By Gordon Rugg

There’s a new article about the Voynich Manuscript, by Marcelo A. Montemurro & Damián H. Zanette, on PloS One:

Keywords and co-occurrence patterns in the Voynich manuscript: an information-theoretic analysis.

The article has some serious flaws. This is a brief description of those flaws.

The authors’ finding that the Voynich Manuscript’s text is non-random is already well known. In addition to the Landini paper which they cite, there is also work by Stolfi, Perakh and others reporting similar findings.

Its claim that this finding is inconsistent with the hoax hypothesis, because hoaxes would produce random text, is based on a serious misunderstanding. The whole point of the hoaxing mechanism that I described in 2004 is that it produces non-random text.

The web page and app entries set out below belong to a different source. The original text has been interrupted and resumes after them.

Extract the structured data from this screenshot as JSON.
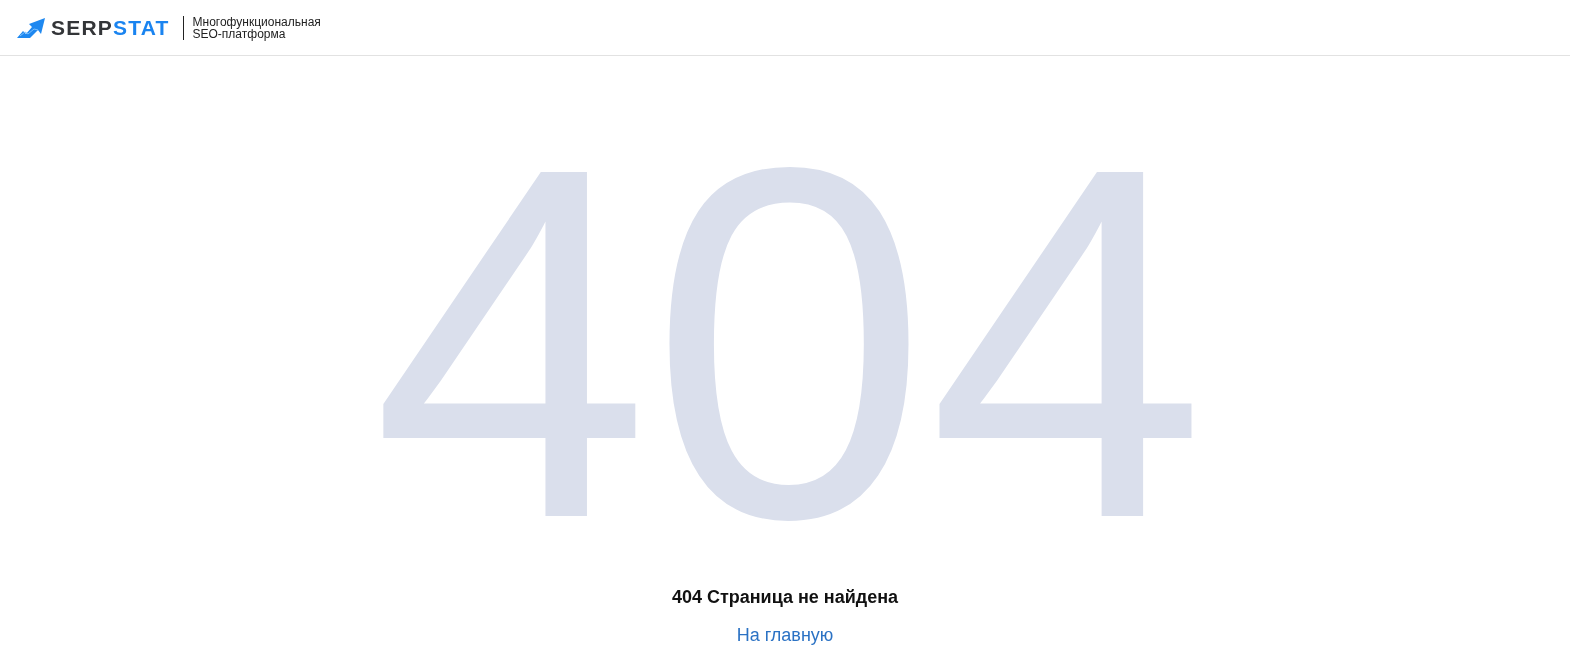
{
  "header": {
    "brand": "SERP**STAT**",
    "tagline_lines": [
      "Многофункциональная",
      "SEO-платформа"
    ]
  },
  "error": {
    "code": "404",
    "message": "404 Страница не найдена",
    "home_link": "На главную"
  }
}
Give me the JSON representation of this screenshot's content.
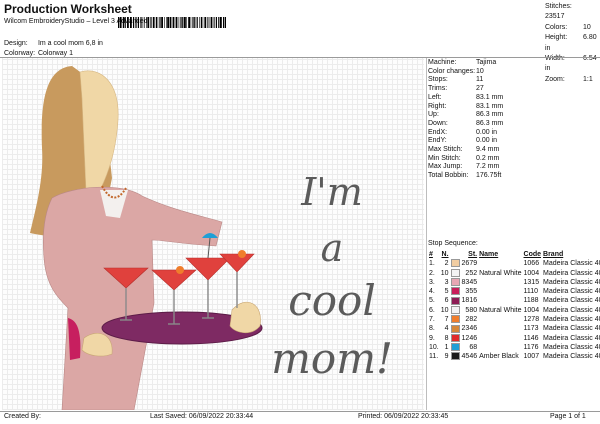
{
  "header": {
    "title": "Production Worksheet",
    "subtitle": "Wilcom EmbroideryStudio – Level 3 Advanced",
    "design_label": "Design:",
    "design_value": "Im a cool mom 6,8 in",
    "colorway_label": "Colorway:",
    "colorway_value": "Colorway 1"
  },
  "summary": [
    {
      "label": "Stitches:",
      "value": "23517"
    },
    {
      "label": "Colors:",
      "value": "10"
    },
    {
      "label": "Height:",
      "value": "6.80 in"
    },
    {
      "label": "Width:",
      "value": "6.54 in"
    },
    {
      "label": "Zoom:",
      "value": "1:1"
    }
  ],
  "machine_info": [
    {
      "label": "Machine:",
      "value": "Tajima"
    },
    {
      "label": "Color changes:",
      "value": "10"
    },
    {
      "label": "Stops:",
      "value": "11"
    },
    {
      "label": "Trims:",
      "value": "27"
    },
    {
      "label": "Left:",
      "value": "83.1 mm"
    },
    {
      "label": "Right:",
      "value": "83.1 mm"
    },
    {
      "label": "Up:",
      "value": "86.3 mm"
    },
    {
      "label": "Down:",
      "value": "86.3 mm"
    },
    {
      "label": "EndX:",
      "value": "0.00 in"
    },
    {
      "label": "EndY:",
      "value": "0.00 in"
    },
    {
      "label": "Max Stitch:",
      "value": "9.4 mm"
    },
    {
      "label": "Min Stitch:",
      "value": "0.2 mm"
    },
    {
      "label": "Max Jump:",
      "value": "7.2 mm"
    },
    {
      "label": "Total Bobbin:",
      "value": "176.75ft"
    }
  ],
  "stop_sequence": {
    "heading": "Stop Sequence:",
    "columns": [
      "#",
      "N.",
      "",
      "St.",
      "Name",
      "Code",
      "Brand"
    ],
    "rows": [
      {
        "idx": "1.",
        "n": "2",
        "color": "#f1cda2",
        "st": "2679",
        "name": "",
        "code": "1066",
        "brand": "Madeira Classic 40"
      },
      {
        "idx": "2.",
        "n": "10",
        "color": "#f4f4f4",
        "st": "252",
        "name": "Natural White",
        "code": "1004",
        "brand": "Madeira Classic 40"
      },
      {
        "idx": "3.",
        "n": "3",
        "color": "#e8a7b4",
        "st": "8345",
        "name": "",
        "code": "1315",
        "brand": "Madeira Classic 40"
      },
      {
        "idx": "4.",
        "n": "5",
        "color": "#c81e5a",
        "st": "355",
        "name": "",
        "code": "1110",
        "brand": "Madeira Classic 40"
      },
      {
        "idx": "5.",
        "n": "6",
        "color": "#8e1d55",
        "st": "1816",
        "name": "",
        "code": "1188",
        "brand": "Madeira Classic 40"
      },
      {
        "idx": "6.",
        "n": "10",
        "color": "#f4f4f4",
        "st": "580",
        "name": "Natural White",
        "code": "1004",
        "brand": "Madeira Classic 40"
      },
      {
        "idx": "7.",
        "n": "7",
        "color": "#f07d2c",
        "st": "282",
        "name": "",
        "code": "1278",
        "brand": "Madeira Classic 40"
      },
      {
        "idx": "8.",
        "n": "4",
        "color": "#d6873a",
        "st": "2346",
        "name": "",
        "code": "1173",
        "brand": "Madeira Classic 40"
      },
      {
        "idx": "9.",
        "n": "8",
        "color": "#e02a2a",
        "st": "1246",
        "name": "",
        "code": "1146",
        "brand": "Madeira Classic 40"
      },
      {
        "idx": "10.",
        "n": "1",
        "color": "#1e9fd6",
        "st": "68",
        "name": "",
        "code": "1176",
        "brand": "Madeira Classic 40"
      },
      {
        "idx": "11.",
        "n": "9",
        "color": "#1a1a1a",
        "st": "4546",
        "name": "Amber Black",
        "code": "1007",
        "brand": "Madeira Classic 40"
      }
    ]
  },
  "design_text": {
    "line1": "I'm",
    "line2": "a",
    "line3": "cool",
    "line4": "mom!"
  },
  "footer": {
    "created": "Created By:",
    "last_saved": "Last Saved: 06/09/2022 20:33:44",
    "printed": "Printed: 06/09/2022 20:33:45",
    "page": "Page 1 of 1"
  }
}
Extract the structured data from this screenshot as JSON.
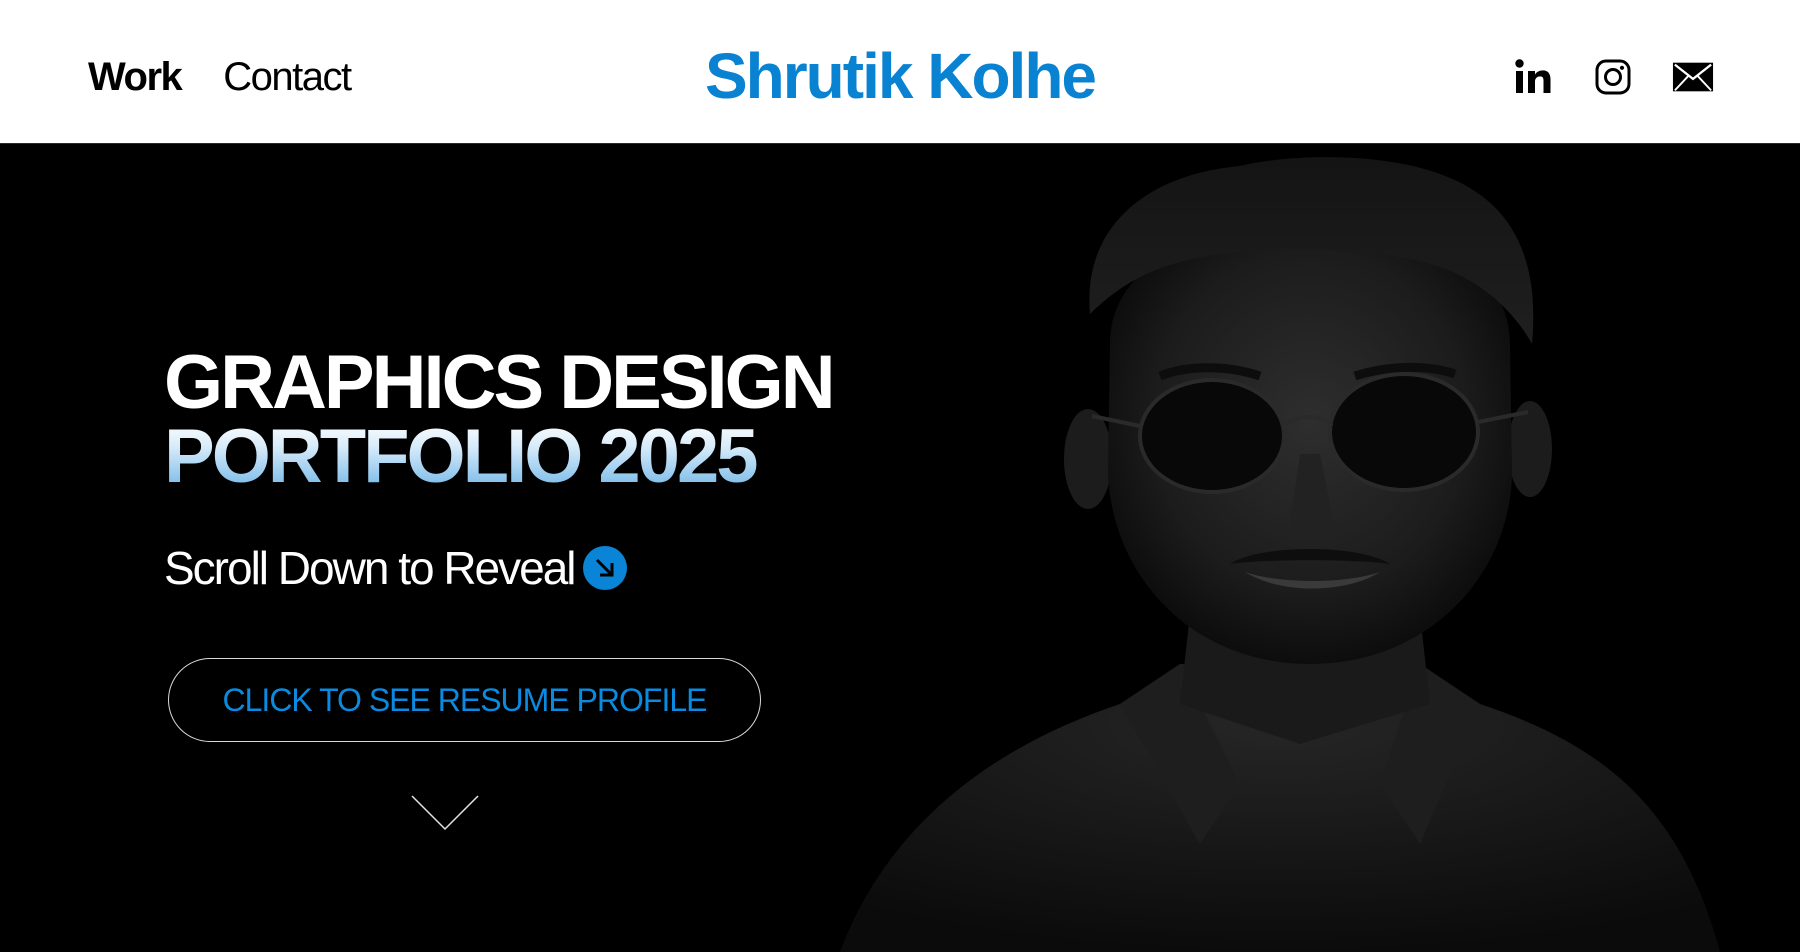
{
  "header": {
    "nav": [
      {
        "label": "Work",
        "active": true
      },
      {
        "label": "Contact",
        "active": false
      }
    ],
    "brand": "Shrutik Kolhe",
    "social_icons": [
      "linkedin-icon",
      "instagram-icon",
      "mail-icon"
    ]
  },
  "hero": {
    "title_line1": "GRAPHICS DESIGN",
    "title_line2": "PORTFOLIO 2025",
    "scroll_text": "Scroll Down to Reveal",
    "scroll_icon": "arrow-down-right-icon",
    "resume_button": "CLICK TO SEE RESUME PROFILE",
    "scroll_indicator_icon": "chevron-down-icon"
  },
  "colors": {
    "accent": "#0A84D6",
    "brand_text": "#0A82D2",
    "button_text": "#0A8AE0",
    "hero_bg": "#000000",
    "header_bg": "#FFFFFF"
  }
}
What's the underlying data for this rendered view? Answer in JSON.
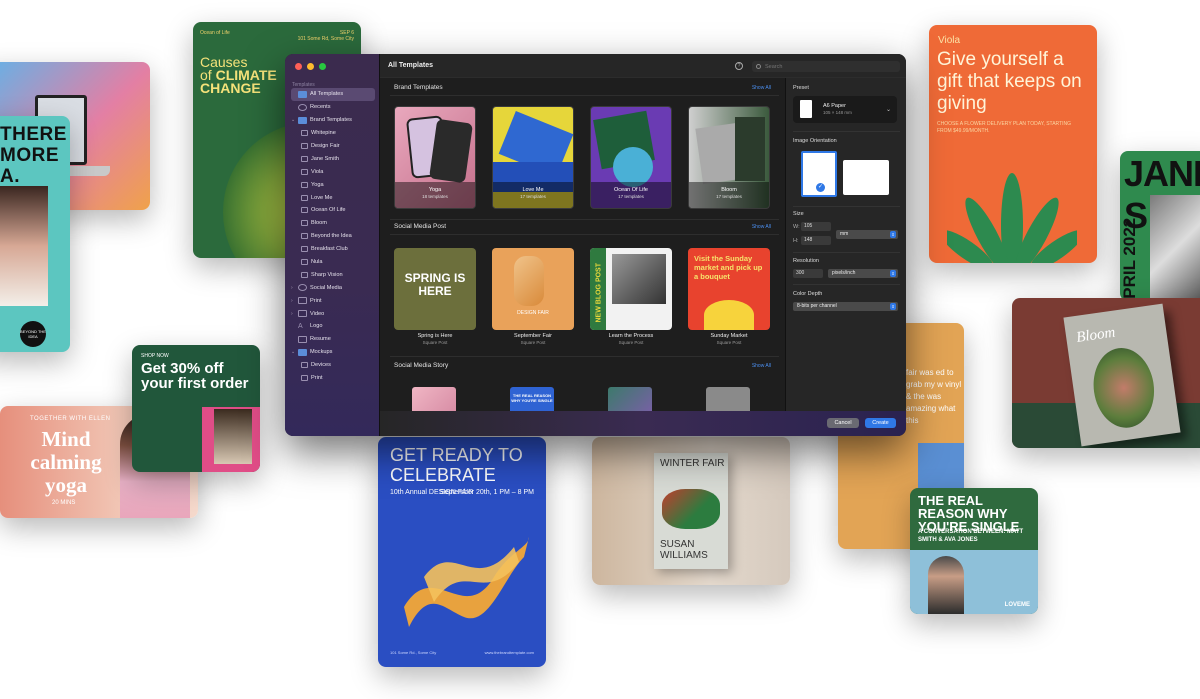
{
  "window": {
    "title": "All Templates",
    "search_placeholder": "Search",
    "help_label": "?"
  },
  "sidebar": {
    "section_label": "Templates",
    "items": [
      {
        "label": "All Templates",
        "selected": true,
        "icon": "grid-icon"
      },
      {
        "label": "Recents",
        "icon": "clock-icon"
      },
      {
        "label": "Brand Templates",
        "icon": "folder-icon",
        "expanded": true
      },
      {
        "label": "Whitepine",
        "icon": "page-icon"
      },
      {
        "label": "Design Fair",
        "icon": "page-icon"
      },
      {
        "label": "Jane Smith",
        "icon": "page-icon"
      },
      {
        "label": "Viola",
        "icon": "page-icon"
      },
      {
        "label": "Yoga",
        "icon": "page-icon"
      },
      {
        "label": "Love Me",
        "icon": "page-icon"
      },
      {
        "label": "Ocean Of Life",
        "icon": "page-icon"
      },
      {
        "label": "Bloom",
        "icon": "page-icon"
      },
      {
        "label": "Beyond the Idea",
        "icon": "page-icon"
      },
      {
        "label": "Breakfast Club",
        "icon": "page-icon"
      },
      {
        "label": "Nula",
        "icon": "page-icon"
      },
      {
        "label": "Sharp Vision",
        "icon": "page-icon"
      },
      {
        "label": "Social Media",
        "icon": "globe-icon"
      },
      {
        "label": "Print",
        "icon": "printer-icon"
      },
      {
        "label": "Video",
        "icon": "video-icon"
      },
      {
        "label": "Logo",
        "icon": "logo-icon"
      },
      {
        "label": "Resume",
        "icon": "resume-icon"
      },
      {
        "label": "Mockups",
        "icon": "mockup-icon",
        "expanded": true
      },
      {
        "label": "Devices",
        "icon": "device-icon"
      },
      {
        "label": "Print",
        "icon": "printer-icon"
      }
    ]
  },
  "sections": {
    "brand": {
      "title": "Brand Templates",
      "show_all": "Show All",
      "tiles": [
        {
          "name": "Yoga",
          "sub": "18 templates"
        },
        {
          "name": "Love Me",
          "sub": "17 templates"
        },
        {
          "name": "Ocean Of Life",
          "sub": "17 templates"
        },
        {
          "name": "Bloom",
          "sub": "17 templates"
        }
      ]
    },
    "social_post": {
      "title": "Social Media Post",
      "show_all": "Show All",
      "tiles": [
        {
          "name": "Spring is Here",
          "sub": "Square Post",
          "art": "SPRING IS HERE"
        },
        {
          "name": "September Fair",
          "sub": "Square Post",
          "art": "DESIGN FAIR"
        },
        {
          "name": "Learn the Process",
          "sub": "Square Post",
          "art": "NEW BLOG POST"
        },
        {
          "name": "Sunday Market",
          "sub": "Square Post",
          "art": "Visit the Sunday market and pick up a bouquet"
        }
      ]
    },
    "social_story": {
      "title": "Social Media Story",
      "show_all": "Show All",
      "art": "THE REAL REASON WHY YOU'RE SINGLE"
    }
  },
  "inspector": {
    "preset_label": "Preset",
    "preset_value": "A6 Paper",
    "preset_size": "105 × 148 mm",
    "orientation_label": "Image Orientation",
    "size_label": "Size",
    "width_label": "W:",
    "width_value": "105",
    "height_label": "H:",
    "height_value": "148",
    "unit": "mm",
    "resolution_label": "Resolution",
    "resolution_value": "300",
    "resolution_unit": "pixels/inch",
    "depth_label": "Color Depth",
    "depth_value": "8-bits per channel"
  },
  "footer": {
    "cancel": "Cancel",
    "create": "Create"
  },
  "posters": {
    "climate": {
      "brand": "Ocean of Life",
      "date": "SEP 6",
      "addr": "101 Some Rd, Some City",
      "line1": "Causes",
      "line2": "of",
      "line3": "CLIMATE",
      "line4": "CHANGE"
    },
    "teal": {
      "text": "THERE MORE A.",
      "badge": "BEYOND THE IDEA"
    },
    "mind": {
      "sub": "TOGETHER WITH ELLEN",
      "title": "Mind calming yoga",
      "mins": "20 MINS"
    },
    "offer": {
      "sub": "SHOP NOW",
      "title": "Get 30% off your first order"
    },
    "viola": {
      "name": "Viola",
      "title": "Give yourself a gift that keeps on giving",
      "sub": "CHOOSE A FLOWER DELIVERY PLAN TODAY, STARTING FROM $49.99/MONTH."
    },
    "jane": {
      "title": "JANE S",
      "date": "APRIL 2022"
    },
    "bloom": {
      "title": "Bloom"
    },
    "sunday": {
      "text": "fair was ed to grab my w vinyl & the was amazing what this"
    },
    "real": {
      "title": "THE REAL REASON WHY YOU'RE SINGLE",
      "sub": "A CONVERSATION BETWEEN: MATT SMITH & AVA JONES",
      "brand": "LOVEME"
    },
    "ready": {
      "title": "GET READY TO CELEBRATE",
      "left": "10th Annual DESIGN FAIR",
      "right": "September 20th, 1 PM – 8 PM",
      "addr": "101 Some Rd., Some City",
      "url": "www.thebrandtemplate.com"
    },
    "winter": {
      "title": "WINTER FAIR",
      "author": "SUSAN WILLIAMS"
    }
  },
  "colors": {
    "accent": "#2f78e6",
    "sidebar": "#3a2b52",
    "window": "#1e1e1e"
  }
}
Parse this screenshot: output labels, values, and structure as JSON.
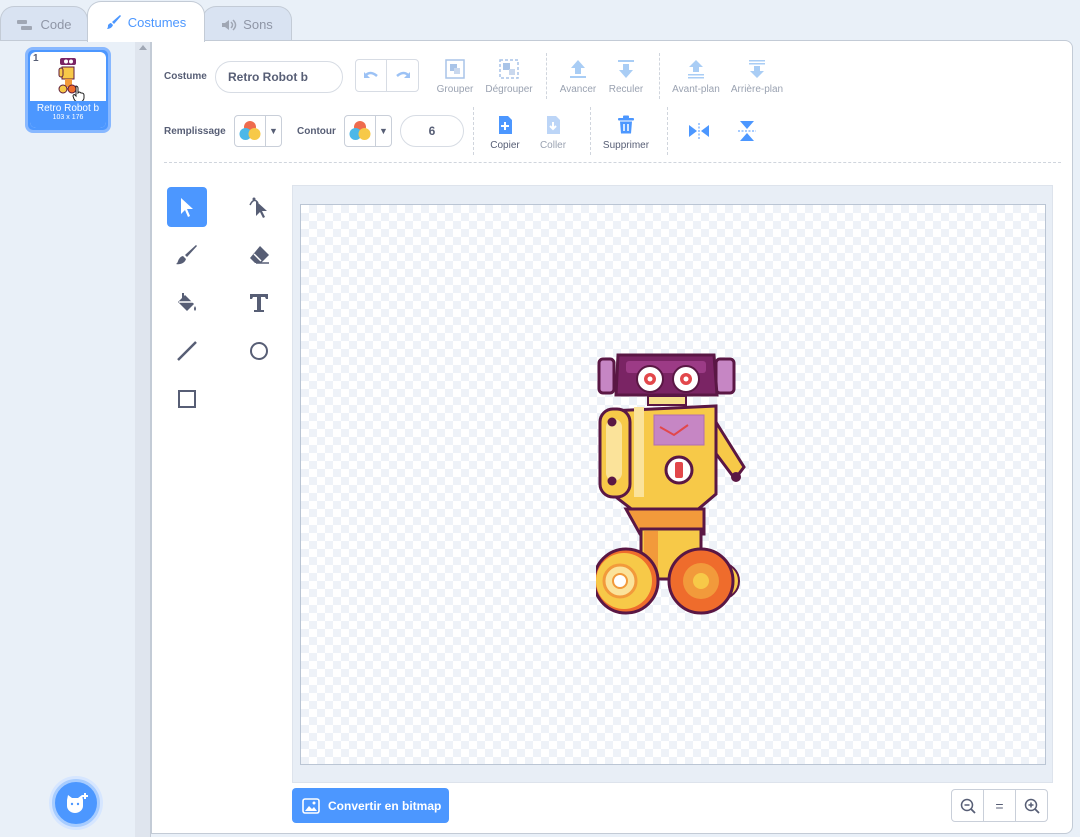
{
  "tabs": [
    {
      "label": "Code",
      "icon": "code-icon"
    },
    {
      "label": "Costumes",
      "icon": "brush-icon"
    },
    {
      "label": "Sons",
      "icon": "speaker-icon"
    }
  ],
  "costume_list": {
    "items": [
      {
        "number": "1",
        "name": "Retro Robot b",
        "size": "103 x 176"
      }
    ]
  },
  "editor": {
    "costume_label": "Costume",
    "costume_name": "Retro Robot b",
    "toolbar": {
      "group": "Grouper",
      "ungroup": "Dégrouper",
      "forward": "Avancer",
      "backward": "Reculer",
      "front": "Avant-plan",
      "back": "Arrière-plan",
      "copy": "Copier",
      "paste": "Coller",
      "delete": "Supprimer"
    },
    "fill_label": "Remplissage",
    "outline_label": "Contour",
    "outline_width": "6",
    "convert_button": "Convertir en bitmap",
    "zoom_reset": "="
  },
  "colors": {
    "accent": "#4c97ff",
    "robot_purple": "#7a2464",
    "robot_yellow": "#f7c948",
    "robot_orange": "#f29a3b"
  }
}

This is the starting point of Schinner’s 2007 article in Cryptologia, which is about using the appropriate form of statistics to deal with the type of non-random text that I described. I also described the non-random features of this text in my paper at the 2012 Voynich centenary event in Italy, in a blog article this year on the Search Visualizer blog site (link below) and in my book “Blind Spot” which came out a couple of months ago.

Montemurro and Zanette conclude that they’ve found evidence for “genuine linguistic structure” but they do not mention the very substantial and well documented arguments against the Voynich Manuscript’s text being in an unidentified real language. Neither do they mention the constraints that such “linguistic structure” would place on possible cipher cystems – again, a significant and well-documented problem, and one of the main arguments against a code hypothesis.

In summary, this paper reports a finding that’s consistent with a lot of well-accepted previous work, but not radically new; they make a seriously incorrect assertion about the implications for the hoax hypothesis; and they do not mention the substantial well-accepted set of arguments that pose problems for their conclusion.

I’ll post a more detailed discussion soon.


Blind Spot is available here; it contains the backround story of my Voynich work, and much more:

My Scientific American article, describing the table and grille method, is here:

My blog article about textual structures in the Voynich Manuscript, with reference to the table and grille hoaxing hypothesis, is here:

There’s an excellent recent overview of Voynich Manuscript research here:

A comprehensive overview of Voynich Manuscript research is René Zandbergen’s site:

Rich SantaColoma’s site contains some extremely interesting material and insights:

There’s a summary of the broader body of my work here:

Some real codes…

If you want to try your luck on a couple of real codes that haven’t been cracked yet, you’re welcome to try these.

They’re codes that I’ve created, both of which deliberately break conventional assumptions of most modern codes. Neither of them is a super-code, but they should provide some entertainment. One of them, the Ricardus Manuscript, is deliberately modeled on the Voynich manuscript.